Our first stop on Szeroka street was the Klezmer Hois (Klezmer House). The large sign outside explains that it’s a hotel and restaurant. It has Klezmer Hois in English lettering and Yiddish lettering. It has three separate small dining rooms, each packed with patrons having dinner. The “Hois” is decorated as a pre-war Jewish home. There are low ceilings and arched walls, lined with a picture of Hasidic-looking Jews with long coats playing musical instruments and framed maps of Poland and Galicia.  Another poster shows an idyllic scene of ancient Israel with Yam Kinneret (the Sea of Galilee) in the background and a tall palm tree that dominates the foreground. Two figures appear in the picture, dressed in long, flowing robes of ancient times, resting next to a baby lamb under a white flowering tree.
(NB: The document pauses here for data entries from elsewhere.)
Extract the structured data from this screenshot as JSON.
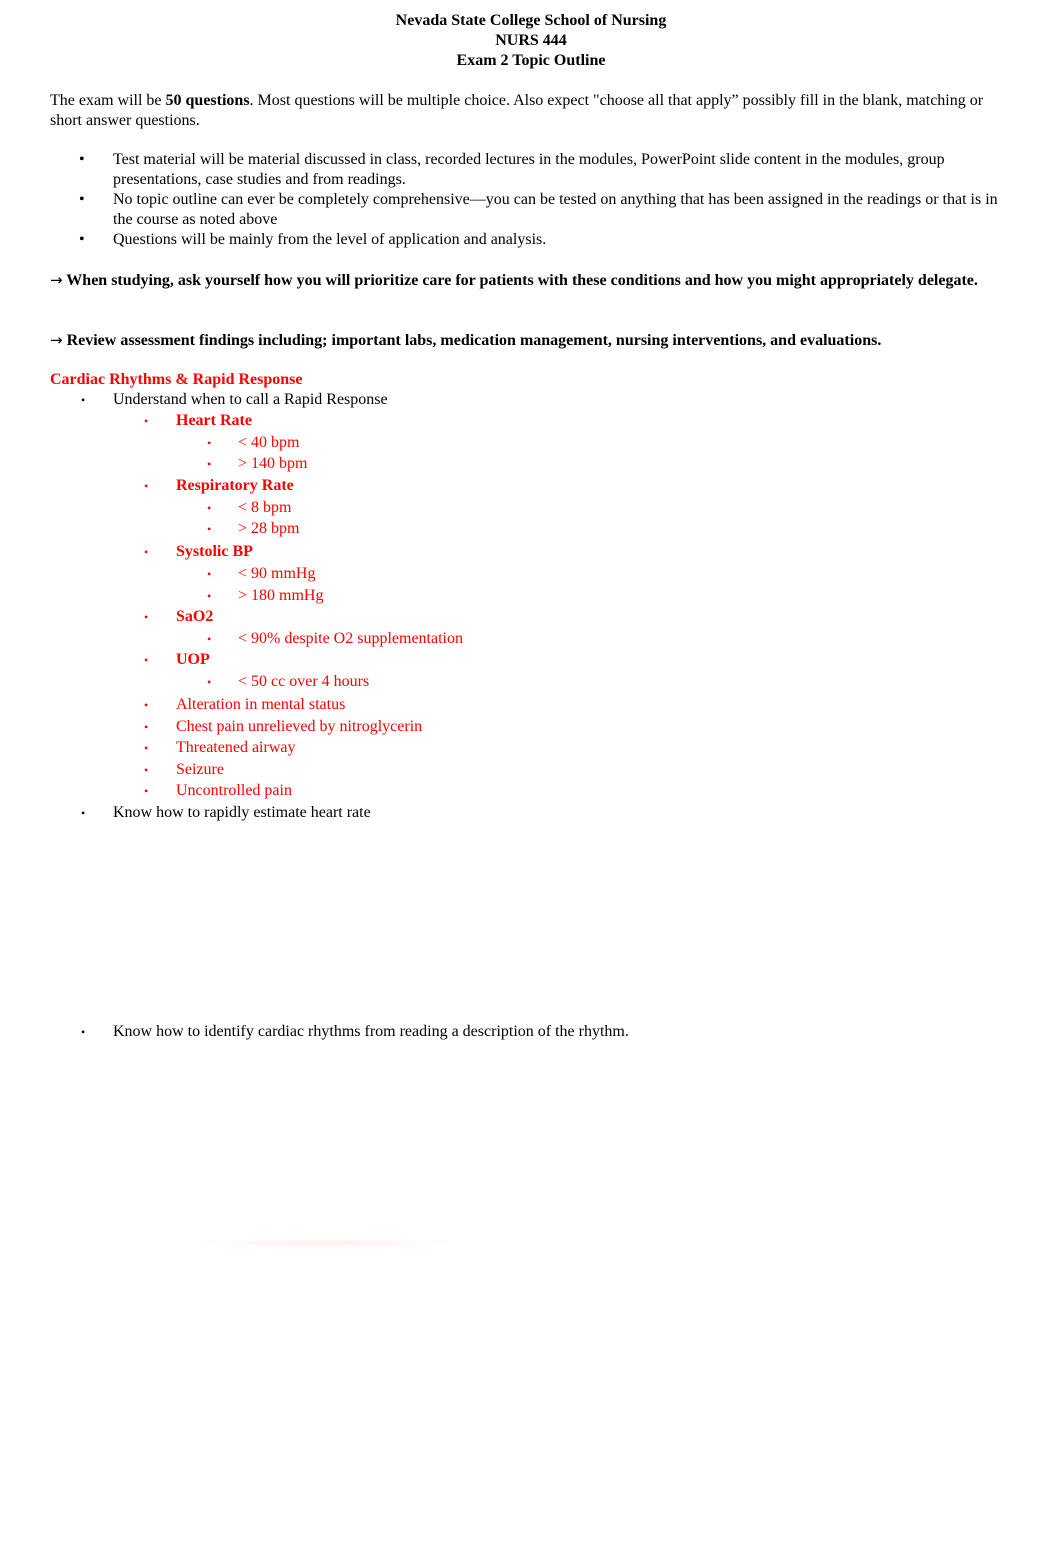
{
  "header": {
    "line1": "Nevada State College School of Nursing",
    "line2": "NURS 444",
    "line3": "Exam 2 Topic Outline"
  },
  "intro": {
    "before": "The exam will be ",
    "bold": "50 questions",
    "after": ".  Most questions will be multiple choice.  Also expect \"choose all that apply” possibly fill in the blank, matching or short answer questions."
  },
  "bullets": [
    "Test material will be material discussed in class, recorded lectures in the modules, PowerPoint slide content in the modules, group presentations, case studies and from readings.",
    "No topic outline can ever be completely comprehensive—you can be tested on anything that has been assigned in the readings or that is in the course as noted above",
    "Questions will be mainly from the level of application and analysis."
  ],
  "notes": [
    {
      "icon": "arrow-right-icon",
      "glyph": "→",
      "text": "When studying, ask yourself how you will prioritize care for patients with these conditions and how you might appropriately delegate."
    },
    {
      "icon": "arrow-right-icon",
      "glyph": "→",
      "text": "Review assessment findings including; important labs, medication management, nursing interventions, and evaluations."
    }
  ],
  "section": {
    "title": "Cardiac Rhythms & Rapid Response",
    "color": "#ff0000",
    "items": [
      {
        "level": 1,
        "text": "Understand when to call a Rapid Response",
        "bold": false,
        "red": false
      },
      {
        "level": 2,
        "text": "Heart Rate",
        "bold": true,
        "red": true
      },
      {
        "level": 3,
        "text": "< 40 bpm",
        "bold": false,
        "red": true
      },
      {
        "level": 3,
        "text": "> 140 bpm",
        "bold": false,
        "red": true
      },
      {
        "level": 2,
        "text": "Respiratory Rate",
        "bold": true,
        "red": true
      },
      {
        "level": 3,
        "text": "< 8 bpm",
        "bold": false,
        "red": true
      },
      {
        "level": 3,
        "text": "> 28 bpm",
        "bold": false,
        "red": true
      },
      {
        "level": 2,
        "text": "Systolic BP",
        "bold": true,
        "red": true
      },
      {
        "level": 3,
        "text": "< 90 mmHg",
        "bold": false,
        "red": true
      },
      {
        "level": 3,
        "text": "> 180 mmHg",
        "bold": false,
        "red": true
      },
      {
        "level": 2,
        "text": "SaO2",
        "bold": true,
        "red": true
      },
      {
        "level": 3,
        "text": "< 90% despite O2 supplementation",
        "bold": false,
        "red": true
      },
      {
        "level": 2,
        "text": "UOP",
        "bold": true,
        "red": true
      },
      {
        "level": 3,
        "text": "< 50 cc over 4 hours",
        "bold": false,
        "red": true
      },
      {
        "level": 2,
        "text": "Alteration in mental status",
        "bold": false,
        "red": true
      },
      {
        "level": 2,
        "text": "Chest pain unrelieved by nitroglycerin",
        "bold": false,
        "red": true
      },
      {
        "level": 2,
        "text": "Threatened airway",
        "bold": false,
        "red": true
      },
      {
        "level": 2,
        "text": "Seizure",
        "bold": false,
        "red": true
      },
      {
        "level": 2,
        "text": "Uncontrolled pain",
        "bold": false,
        "red": true
      },
      {
        "level": 1,
        "text": "Know how to rapidly estimate heart rate",
        "bold": false,
        "red": false
      },
      {
        "level": 1,
        "text": "Know how to identify cardiac rhythms from reading a description of the rhythm.",
        "bold": false,
        "red": false
      }
    ]
  },
  "bullet_glyph": "•"
}
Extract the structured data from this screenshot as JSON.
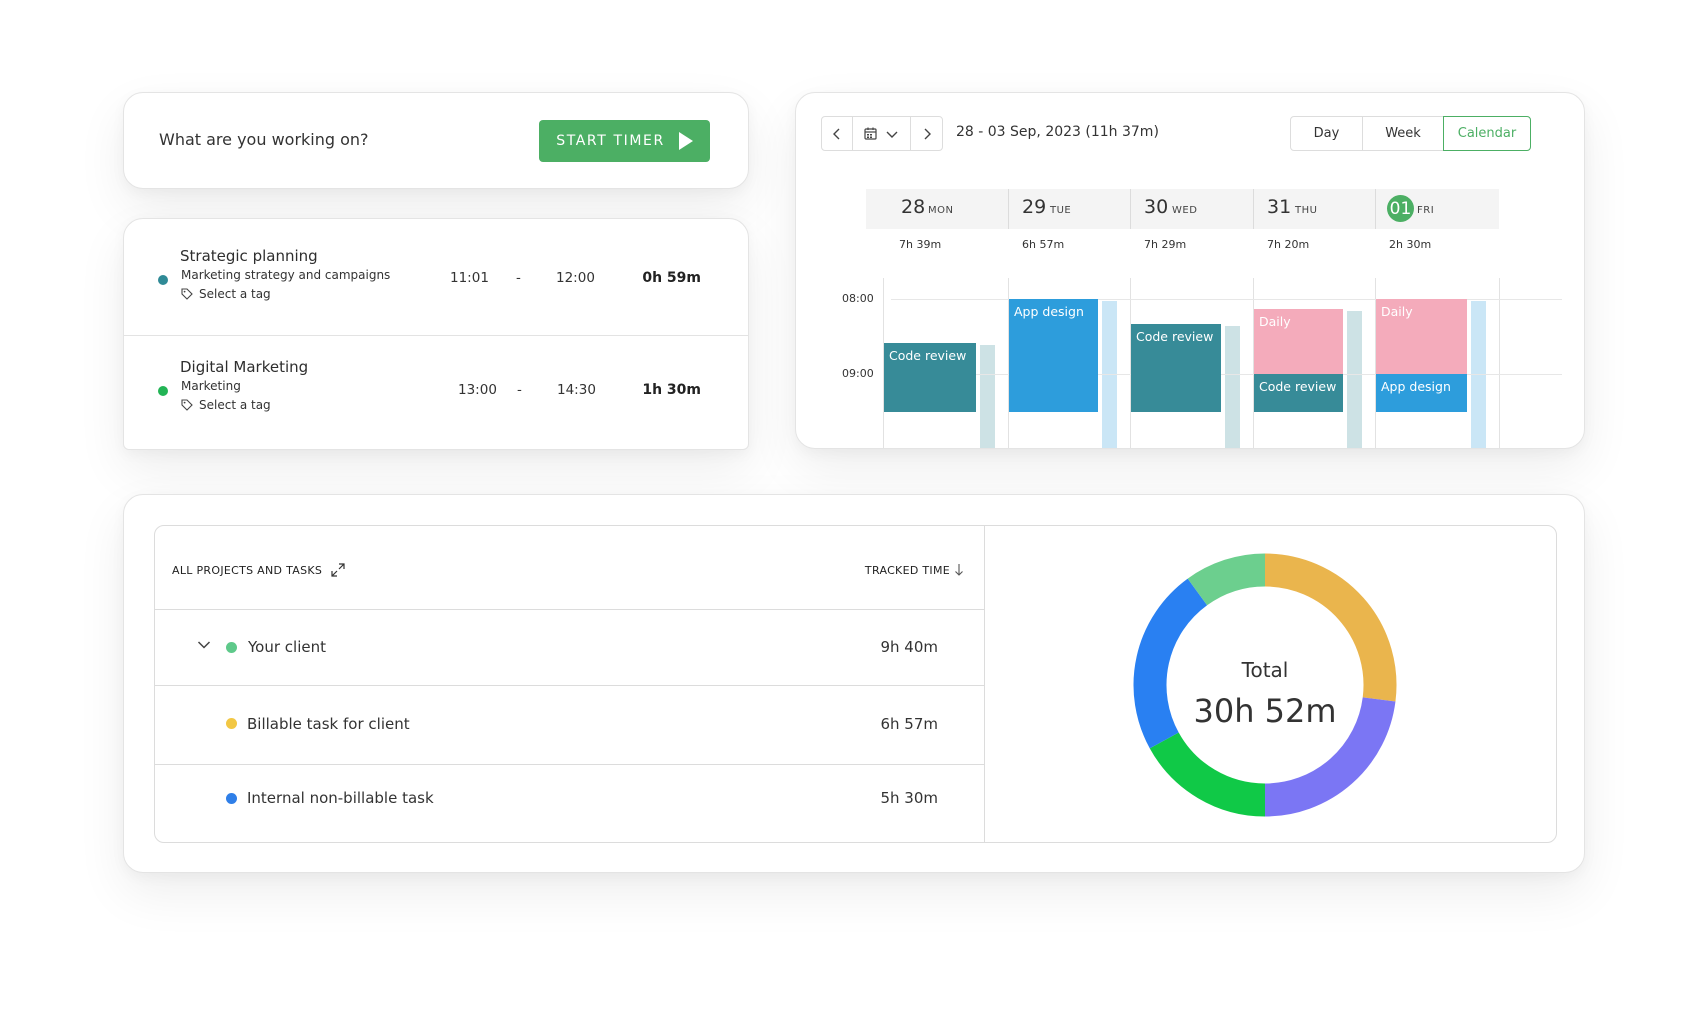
{
  "timer": {
    "prompt": "What are you working on?",
    "start_label": "START TIMER"
  },
  "entries": [
    {
      "title": "Strategic planning",
      "subtitle": "Marketing strategy and campaigns",
      "tag_label": "Select a tag",
      "start": "11:01",
      "sep": "-",
      "end": "12:00",
      "duration": "0h 59m",
      "color": "#2f8a96"
    },
    {
      "title": "Digital Marketing",
      "subtitle": "Marketing",
      "tag_label": "Select a tag",
      "start": "13:00",
      "sep": "-",
      "end": "14:30",
      "duration": "1h 30m",
      "color": "#22b455"
    }
  ],
  "calendar": {
    "date_range": "28 - 03 Sep, 2023 (11h 37m)",
    "views": {
      "day": "Day",
      "week": "Week",
      "calendar": "Calendar"
    },
    "active_view": "calendar",
    "days": [
      {
        "num": "28",
        "dow": "MON",
        "total": "7h 39m",
        "today": false
      },
      {
        "num": "29",
        "dow": "TUE",
        "total": "6h 57m",
        "today": false
      },
      {
        "num": "30",
        "dow": "WED",
        "total": "7h 29m",
        "today": false
      },
      {
        "num": "31",
        "dow": "THU",
        "total": "7h 20m",
        "today": false
      },
      {
        "num": "01",
        "dow": "FRI",
        "total": "2h 30m",
        "today": true
      }
    ],
    "hours": [
      "08:00",
      "09:00"
    ],
    "blocks": [
      {
        "day": 0,
        "label": "Code review",
        "start": "08:35",
        "end": "09:30",
        "color": "#378b98"
      },
      {
        "day": 1,
        "label": "App design",
        "start": "08:00",
        "end": "09:30",
        "color": "#2d9ddc"
      },
      {
        "day": 2,
        "label": "Code review",
        "start": "08:20",
        "end": "09:30",
        "color": "#378b98"
      },
      {
        "day": 3,
        "label": "Daily",
        "start": "08:08",
        "end": "09:00",
        "color": "#f4abbb"
      },
      {
        "day": 3,
        "label": "Code review",
        "start": "09:00",
        "end": "09:30",
        "color": "#378b98"
      },
      {
        "day": 4,
        "label": "Daily",
        "start": "08:00",
        "end": "09:00",
        "color": "#f4abbb"
      },
      {
        "day": 4,
        "label": "App design",
        "start": "09:00",
        "end": "09:30",
        "color": "#2d9ddc"
      }
    ],
    "colors": {
      "today": "#4caf64",
      "accent": "#4caf64"
    }
  },
  "report": {
    "col_projects": "ALL PROJECTS AND TASKS",
    "col_tracked": "TRACKED TIME",
    "rows": [
      {
        "label": "Your client",
        "value": "9h 40m",
        "color": "#5ec98a",
        "expandable": true
      },
      {
        "label": "Billable task for client",
        "value": "6h 57m",
        "color": "#f2c744",
        "expandable": false
      },
      {
        "label": "Internal non-billable task",
        "value": "5h 30m",
        "color": "#2f7fe8",
        "expandable": false
      }
    ],
    "total_label": "Total",
    "total_value": "30h 52m",
    "donut_segments": [
      {
        "value": 27,
        "color": "#eab54d"
      },
      {
        "value": 23,
        "color": "#7b76f4"
      },
      {
        "value": 17,
        "color": "#10c947"
      },
      {
        "value": 23,
        "color": "#2980f2"
      },
      {
        "value": 10,
        "color": "#6ccf8e"
      }
    ]
  }
}
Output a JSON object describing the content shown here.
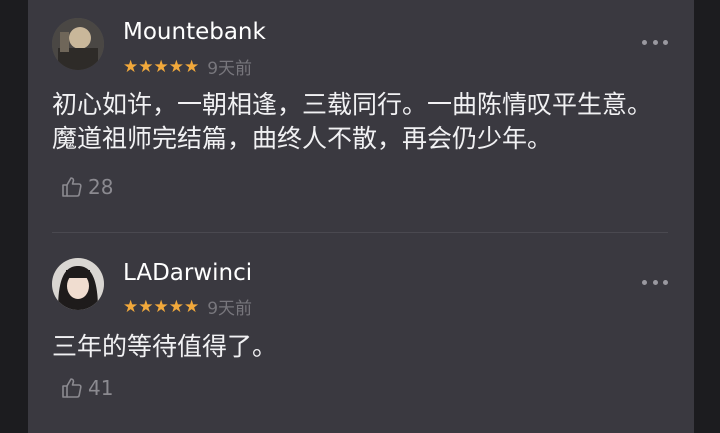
{
  "comments": [
    {
      "username": "Mountebank",
      "stars": "★★★★★",
      "time": "9天前",
      "text": "初心如许，一朝相逢，三载同行。一曲陈情叹平生意。魔道祖师完结篇，曲终人不散，再会仍少年。",
      "likes": "28",
      "avatar_icon": "user-avatar"
    },
    {
      "username": "LADarwinci",
      "stars": "★★★★★",
      "time": "9天前",
      "text": "三年的等待值得了。",
      "likes": "41",
      "avatar_icon": "user-avatar"
    }
  ],
  "colors": {
    "background": "#3a3940",
    "star": "#f2a93b",
    "meta_text": "#77767c"
  },
  "icons": {
    "more": "more-dots-icon",
    "like": "thumbs-up-icon"
  }
}
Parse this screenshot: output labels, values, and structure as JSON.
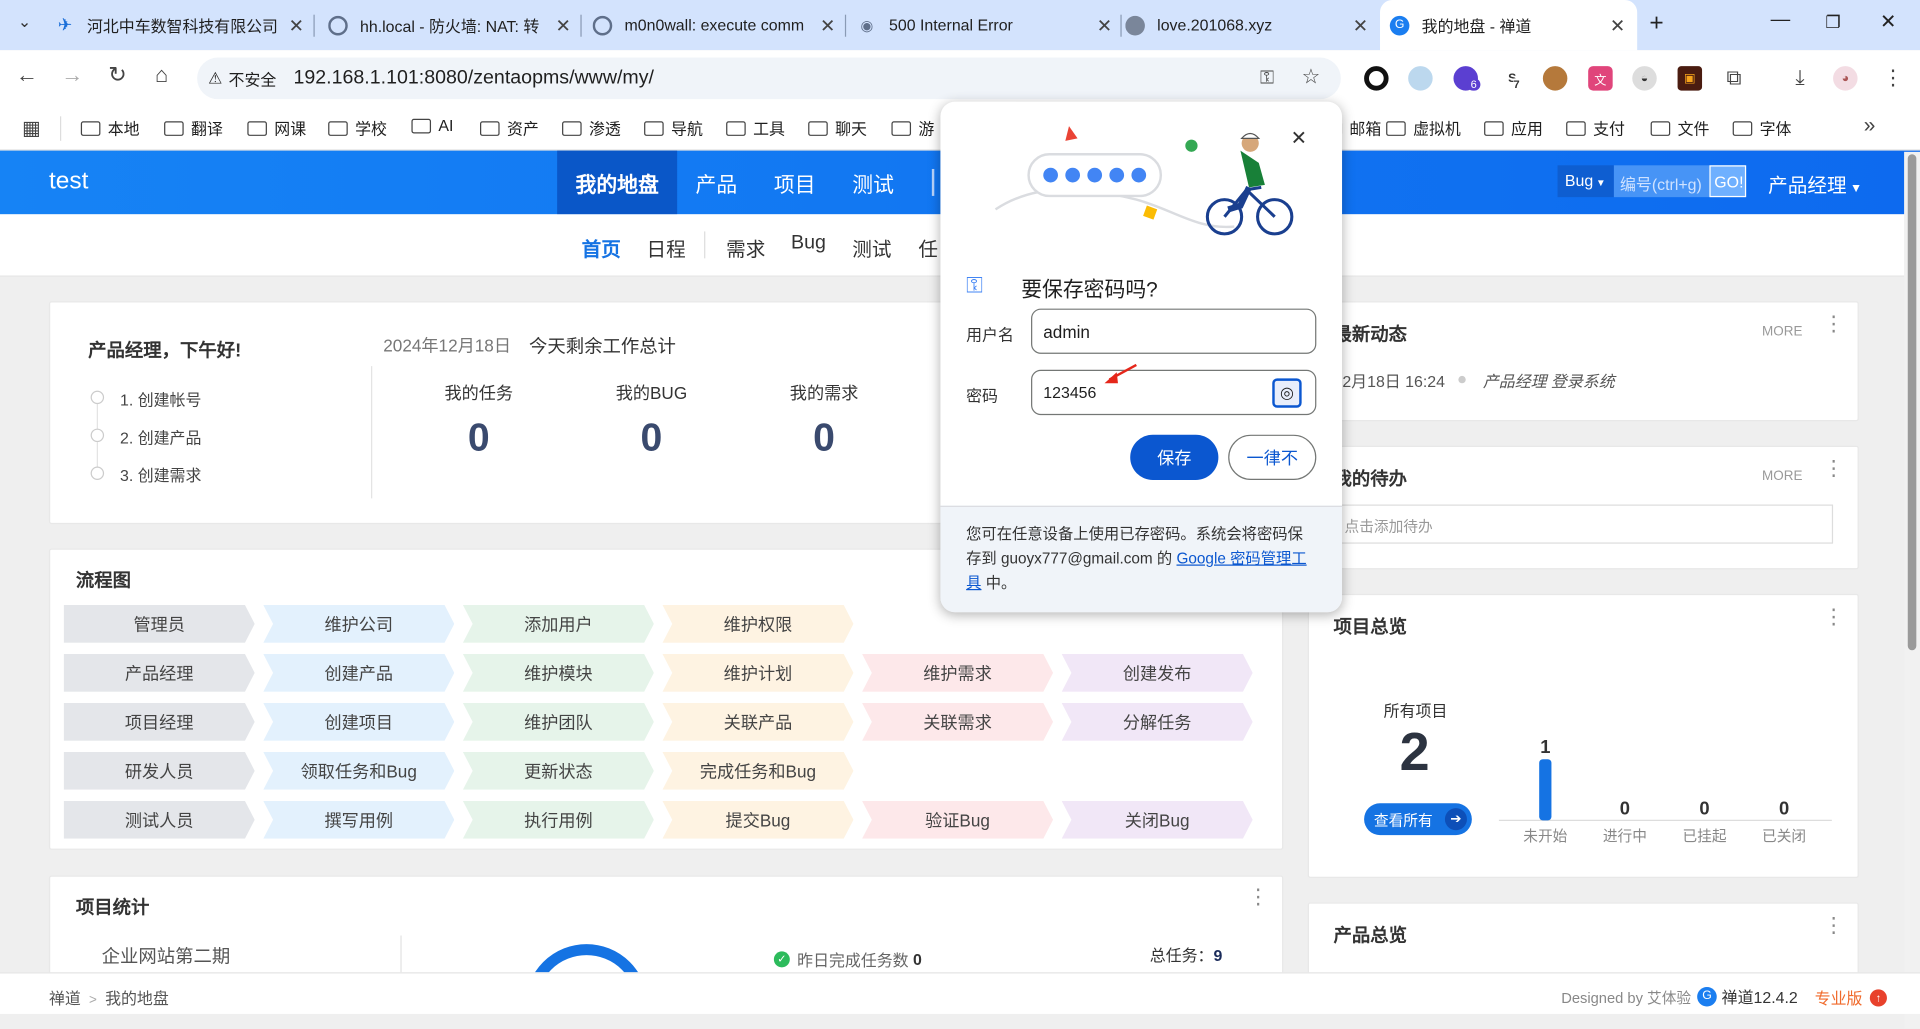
{
  "tabs": [
    {
      "title": "河北中车数智科技有限公司",
      "icon": "bird-icon"
    },
    {
      "title": "hh.local - 防火墙: NAT: 转",
      "icon": "globe-icon"
    },
    {
      "title": "m0n0wall: execute comm",
      "icon": "globe-icon"
    },
    {
      "title": "500 Internal Error",
      "icon": "eye-icon"
    },
    {
      "title": "love.201068.xyz",
      "icon": "globe-icon"
    },
    {
      "title": "我的地盘 - 禅道",
      "icon": "zentao-icon",
      "active": true
    }
  ],
  "address": {
    "security_label": "不安全",
    "url": "192.168.1.101:8080/zentaopms/www/my/"
  },
  "extensions": {
    "badge_a": "6",
    "badge_b": "7"
  },
  "bookmarks": [
    "本地",
    "翻译",
    "网课",
    "学校",
    "AI",
    "资产",
    "渗透",
    "导航",
    "工具",
    "聊天",
    "游",
    "邮箱",
    "虚拟机",
    "应用",
    "支付",
    "文件",
    "字体"
  ],
  "app": {
    "name": "test",
    "nav": [
      "我的地盘",
      "产品",
      "项目",
      "测试"
    ],
    "search_type": "Bug",
    "search_placeholder": "编号(ctrl+g)",
    "search_go": "GO!",
    "user_role": "产品经理"
  },
  "subnav": [
    "首页",
    "日程",
    "需求",
    "Bug",
    "测试",
    "任"
  ],
  "welcome": {
    "greeting": "产品经理，下午好!",
    "date": "2024年12月18日",
    "summary_title": "今天剩余工作总计",
    "steps": [
      "1. 创建帐号",
      "2. 创建产品",
      "3. 创建需求"
    ],
    "stats": [
      {
        "label": "我的任务",
        "value": "0"
      },
      {
        "label": "我的BUG",
        "value": "0"
      },
      {
        "label": "我的需求",
        "value": "0"
      }
    ]
  },
  "flow": {
    "title": "流程图",
    "rows": [
      {
        "role": "管理员",
        "steps": [
          "维护公司",
          "添加用户",
          "维护权限"
        ]
      },
      {
        "role": "产品经理",
        "steps": [
          "创建产品",
          "维护模块",
          "维护计划",
          "维护需求",
          "创建发布"
        ]
      },
      {
        "role": "项目经理",
        "steps": [
          "创建项目",
          "维护团队",
          "关联产品",
          "关联需求",
          "分解任务"
        ]
      },
      {
        "role": "研发人员",
        "steps": [
          "领取任务和Bug",
          "更新状态",
          "完成任务和Bug"
        ]
      },
      {
        "role": "测试人员",
        "steps": [
          "撰写用例",
          "执行用例",
          "提交Bug",
          "验证Bug",
          "关闭Bug"
        ]
      }
    ]
  },
  "project_stats": {
    "title": "项目统计",
    "project_name": "企业网站第二期",
    "yesterday_label": "昨日完成任务数",
    "yesterday_value": "0",
    "total_label": "总任务：",
    "total_value": "9"
  },
  "dynamics": {
    "title": "最新动态",
    "more": "MORE",
    "time": "12月18日 16:24",
    "text": "产品经理 登录系统"
  },
  "todo": {
    "title": "我的待办",
    "more": "MORE",
    "placeholder": "点击添加待办"
  },
  "project_overview": {
    "title": "项目总览",
    "all_label": "所有项目",
    "all_value": "2",
    "view_all": "查看所有",
    "chart_data": {
      "type": "bar",
      "categories": [
        "未开始",
        "进行中",
        "已挂起",
        "已关闭"
      ],
      "values": [
        1,
        0,
        0,
        0
      ],
      "data_labels": [
        "1",
        "0",
        "0",
        "0"
      ]
    }
  },
  "product_overview": {
    "title": "产品总览"
  },
  "password_dialog": {
    "title": "要保存密码吗?",
    "username_label": "用户名",
    "username": "admin",
    "password_label": "密码",
    "password": "123456",
    "save": "保存",
    "never": "一律不",
    "footer_text": "您可在任意设备上使用已存密码。系统会将密码保存到 guoyx777@gmail.com 的",
    "footer_link": "Google 密码管理工具",
    "footer_end": "中。"
  },
  "footer": {
    "crumb_root": "禅道",
    "crumb_current": "我的地盘",
    "designed_by": "Designed by 艾体验",
    "version": "禅道12.4.2",
    "edition": "专业版"
  },
  "colors": {
    "header": "#1683f5",
    "accent": "#0b57d0",
    "pro": "#f06a2b"
  }
}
The bottom of the poster reads “COME TO PALESTINE.” If only. If only the Jews of Poland had been allowed to “COME TO PALESTINE,” they would have been saved. I burned with anger at the thought.  Each dining room of the Klezmer Hois had klezmer musicians. In one room, there was a small, dark wood table next the musicians with a Chanukah menorah in the center. They played to audiences of gray-haired non-Jews who sat in silence, eating dinner. Shlomo, Esther, Micha, and I stood in the back and sang along, dancing with our hands up high–Chasidic-style. The patrons stared at us as if we were aliens. The menu offered such Jewish delicacies as gefilta fish, Herb Herring, Litvak style salad, Yankiel the Innkeeper of Berdytchov’s Soup, broth with Matza balls, vegetarian Sabbath soup, three kinds of “beetroot soup,” and on and on.

Well, it turns out that the Hois is owned by Matgorzata and Wojciech Ornat.  Not only that, they also own Ariel, a Jewish-themed café down the block and a publishing house Austeria, from which thy publish books of Polish-Jewish interest.   An article in the Jewish Review of Books describes how as adults, Matgorzata and Wojciech discovered their Jewish roots.  Knowing that the Klezmer Hois and Ariel are owned by two Jews puts a whole new spin on these places.   After visiting in 2016, I felt that these restaurants were a terrible distortion of pre-war Polish-Jewish culture – a made for tourist destination – come see what the Jews used to be like before they were all murdered.

Well, I still think the Klezmer Hois, Ariel and all the other Jewish-themed restaurants in Poland are bizarre and kitschy, but now the news that at least these two, are owned and operated by Jews gives me new interest to look deeper.   Perhaps when I go back to Poland, I can meet Matgorzata and Wojciech and explore the deep meaning of being a Jew in Poland today and the secrets of the Klezmer Hois.


Source:  Austeria Rising, by Denise Grollmus, Jewish Review of Books, August 7, 2018.


Song Recorded by Goldberg family for Audio Book

Recording Song - David Lang Studio - Headphones

[Photo from Left to Right:  Jack Goldberg, Karen Treiger, Shlomo Goldberg, Shoshana Goldberg, Micha Hacohen, Esther Goldberg, Elisheva Goldberg and the newest member of the family – Judah Isseroff]

On Friday, my family recorded the song of thanks we sang to the Stys family in June of 2016 in Poland.  The words are from Tehilim/Psalms 30 and the music is composed by Shlomo.   Some of words are found on Sam Goldberg’s tomb in Israel.

The recording will be part of the audio book that will be released on October 1, through Audible.  The book will be narrated by Cheryl Stern, an actor who has been in many plays and has narrated other books, including Four Perfect Pebbles: A Holocaust Story (great subtitle), by Marion Blumenthal Lazan.  I am very excited about this.

To hear the recording – go to my website and scroll down just a bit – you will see SONG.  You can click a button and hear us singing the song that will be in the audio book.

Recording Song - David Lang Studio - Fun